(Given records)
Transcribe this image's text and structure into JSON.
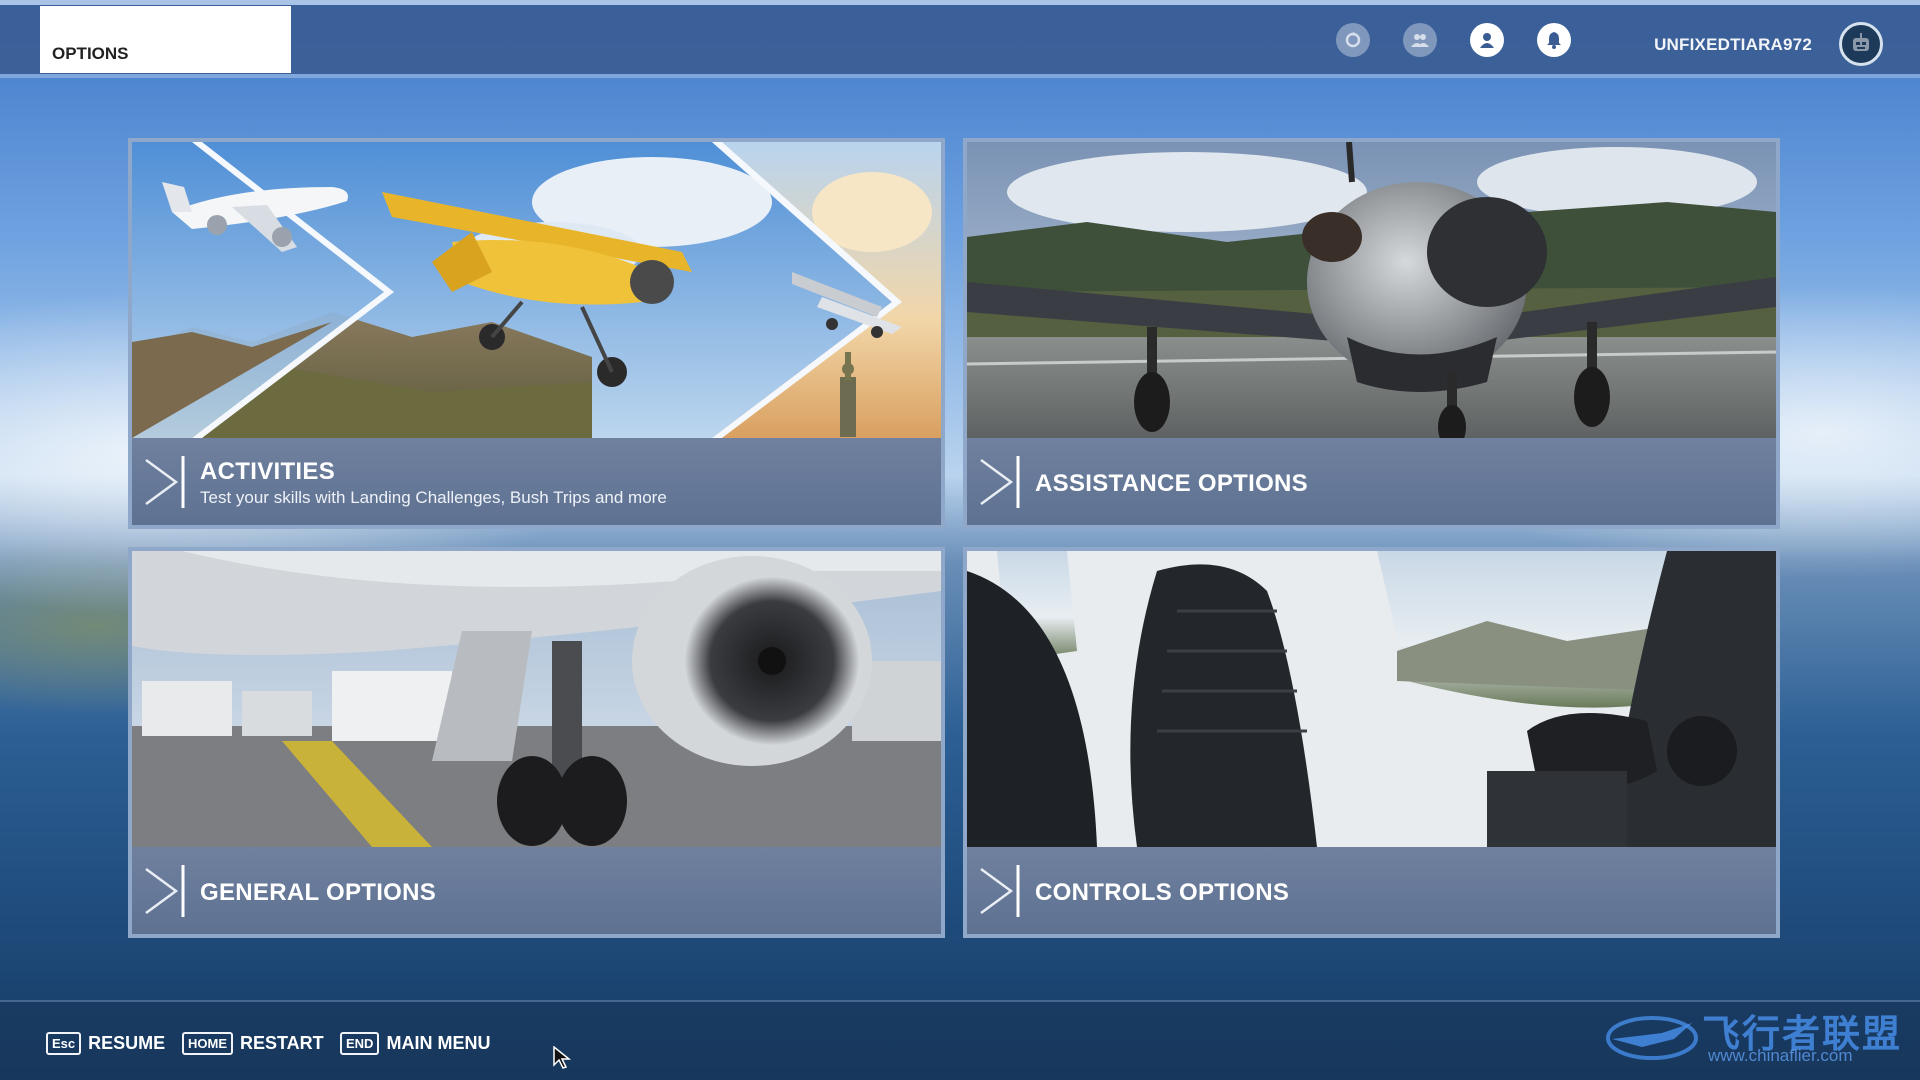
{
  "topbar": {
    "tab_label": "OPTIONS",
    "username": "UNFIXEDTIARA972",
    "icons": [
      "refresh-icon",
      "friends-icon",
      "profile-icon",
      "notification-icon"
    ]
  },
  "cards": [
    {
      "id": "activities",
      "title": "ACTIVITIES",
      "subtitle": "Test your skills with Landing Challenges, Bush Trips and more"
    },
    {
      "id": "assistance",
      "title": "ASSISTANCE OPTIONS"
    },
    {
      "id": "general",
      "title": "GENERAL OPTIONS"
    },
    {
      "id": "controls",
      "title": "CONTROLS OPTIONS"
    }
  ],
  "bottombar": {
    "hints": [
      {
        "key": "Esc",
        "label": "RESUME"
      },
      {
        "key": "HOME",
        "label": "RESTART"
      },
      {
        "key": "END",
        "label": "MAIN MENU"
      }
    ]
  },
  "watermark": {
    "text": "飞行者联盟",
    "url": "www.chinaflier.com"
  },
  "colors": {
    "topbar": "#3a5c92",
    "card_label": "#66799a",
    "accent_border": "#7fa7dc"
  }
}
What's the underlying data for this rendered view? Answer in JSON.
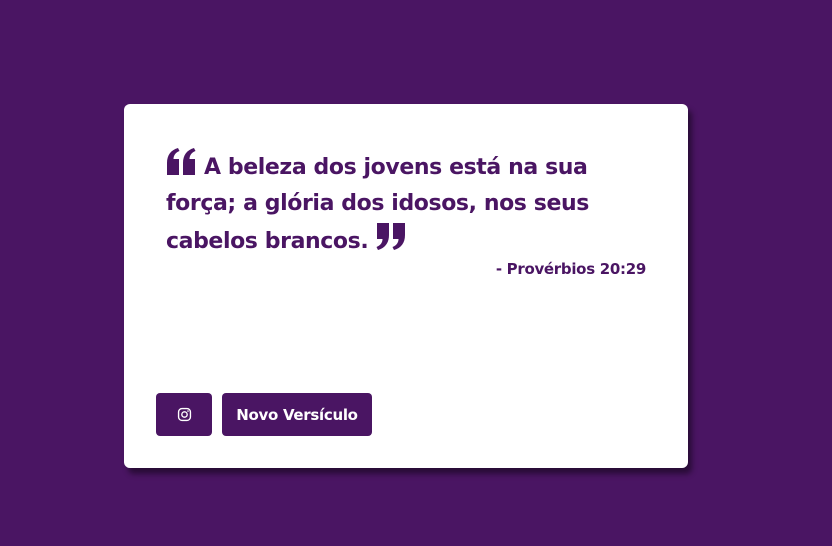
{
  "quote": {
    "text": "A beleza dos jovens está na sua força; a glória dos idosos, nos seus cabelos brancos.",
    "author": "- Provérbios 20:29"
  },
  "buttons": {
    "instagram_icon": "instagram-icon",
    "new_verse_label": "Novo Versículo"
  },
  "colors": {
    "background": "#4a1563",
    "card": "#ffffff",
    "accent": "#4a1563"
  }
}
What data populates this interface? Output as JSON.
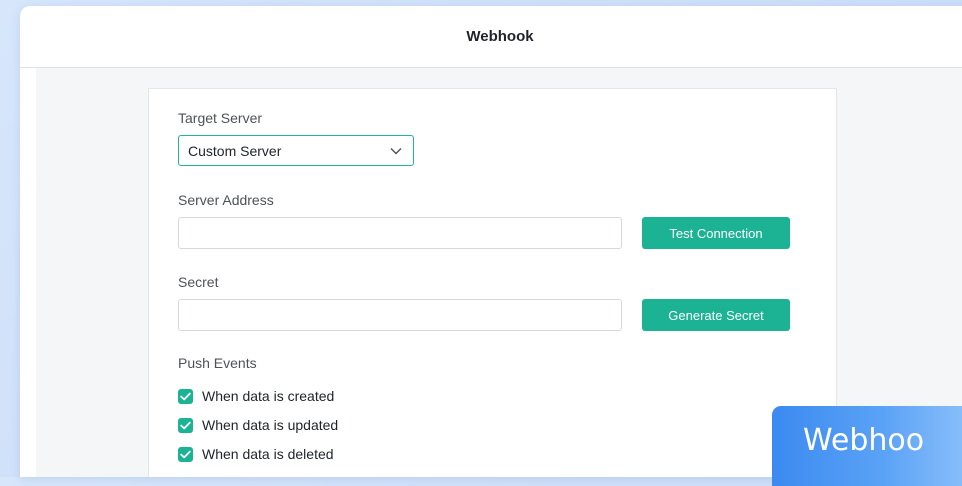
{
  "window": {
    "title": "Webhook"
  },
  "form": {
    "target_server": {
      "label": "Target Server",
      "value": "Custom Server"
    },
    "server_address": {
      "label": "Server Address",
      "value": "",
      "button": "Test Connection"
    },
    "secret": {
      "label": "Secret",
      "value": "",
      "button": "Generate Secret"
    },
    "push_events": {
      "label": "Push Events",
      "options": [
        {
          "label": "When data is created",
          "checked": true
        },
        {
          "label": "When data is updated",
          "checked": true
        },
        {
          "label": "When data is deleted",
          "checked": true
        }
      ]
    }
  },
  "badge": {
    "text": "Webhoo"
  },
  "colors": {
    "accent": "#1cb394",
    "badge": "#4a95f3"
  }
}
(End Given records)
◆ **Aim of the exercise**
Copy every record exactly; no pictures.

◆ **Response to this task**
Transcribe this image's text and structure into JSON.
{
  "topbar": {
    "tab_label": "OPTIONS",
    "username": "UNFIXEDTIARA972",
    "icons": [
      "refresh-icon",
      "friends-icon",
      "profile-icon",
      "notification-icon"
    ]
  },
  "cards": [
    {
      "id": "activities",
      "title": "ACTIVITIES",
      "subtitle": "Test your skills with Landing Challenges, Bush Trips and more"
    },
    {
      "id": "assistance",
      "title": "ASSISTANCE OPTIONS"
    },
    {
      "id": "general",
      "title": "GENERAL OPTIONS"
    },
    {
      "id": "controls",
      "title": "CONTROLS OPTIONS"
    }
  ],
  "bottombar": {
    "hints": [
      {
        "key": "Esc",
        "label": "RESUME"
      },
      {
        "key": "HOME",
        "label": "RESTART"
      },
      {
        "key": "END",
        "label": "MAIN MENU"
      }
    ]
  },
  "watermark": {
    "text": "飞行者联盟",
    "url": "www.chinaflier.com"
  },
  "colors": {
    "topbar": "#3a5c92",
    "card_label": "#66799a",
    "accent_border": "#7fa7dc"
  }
}
What's the underlying data for this rendered view? Answer in JSON.
{
  "quote": {
    "text": "A beleza dos jovens está na sua força; a glória dos idosos, nos seus cabelos brancos.",
    "author": "- Provérbios 20:29"
  },
  "buttons": {
    "instagram_icon": "instagram-icon",
    "new_verse_label": "Novo Versículo"
  },
  "colors": {
    "background": "#4a1563",
    "card": "#ffffff",
    "accent": "#4a1563"
  }
}
What data populates this interface? Output as JSON.
{
  "window": {
    "title": "Webhook"
  },
  "form": {
    "target_server": {
      "label": "Target Server",
      "value": "Custom Server"
    },
    "server_address": {
      "label": "Server Address",
      "value": "",
      "button": "Test Connection"
    },
    "secret": {
      "label": "Secret",
      "value": "",
      "button": "Generate Secret"
    },
    "push_events": {
      "label": "Push Events",
      "options": [
        {
          "label": "When data is created",
          "checked": true
        },
        {
          "label": "When data is updated",
          "checked": true
        },
        {
          "label": "When data is deleted",
          "checked": true
        }
      ]
    }
  },
  "badge": {
    "text": "Webhoo"
  },
  "colors": {
    "accent": "#1cb394",
    "badge": "#4a95f3"
  }
}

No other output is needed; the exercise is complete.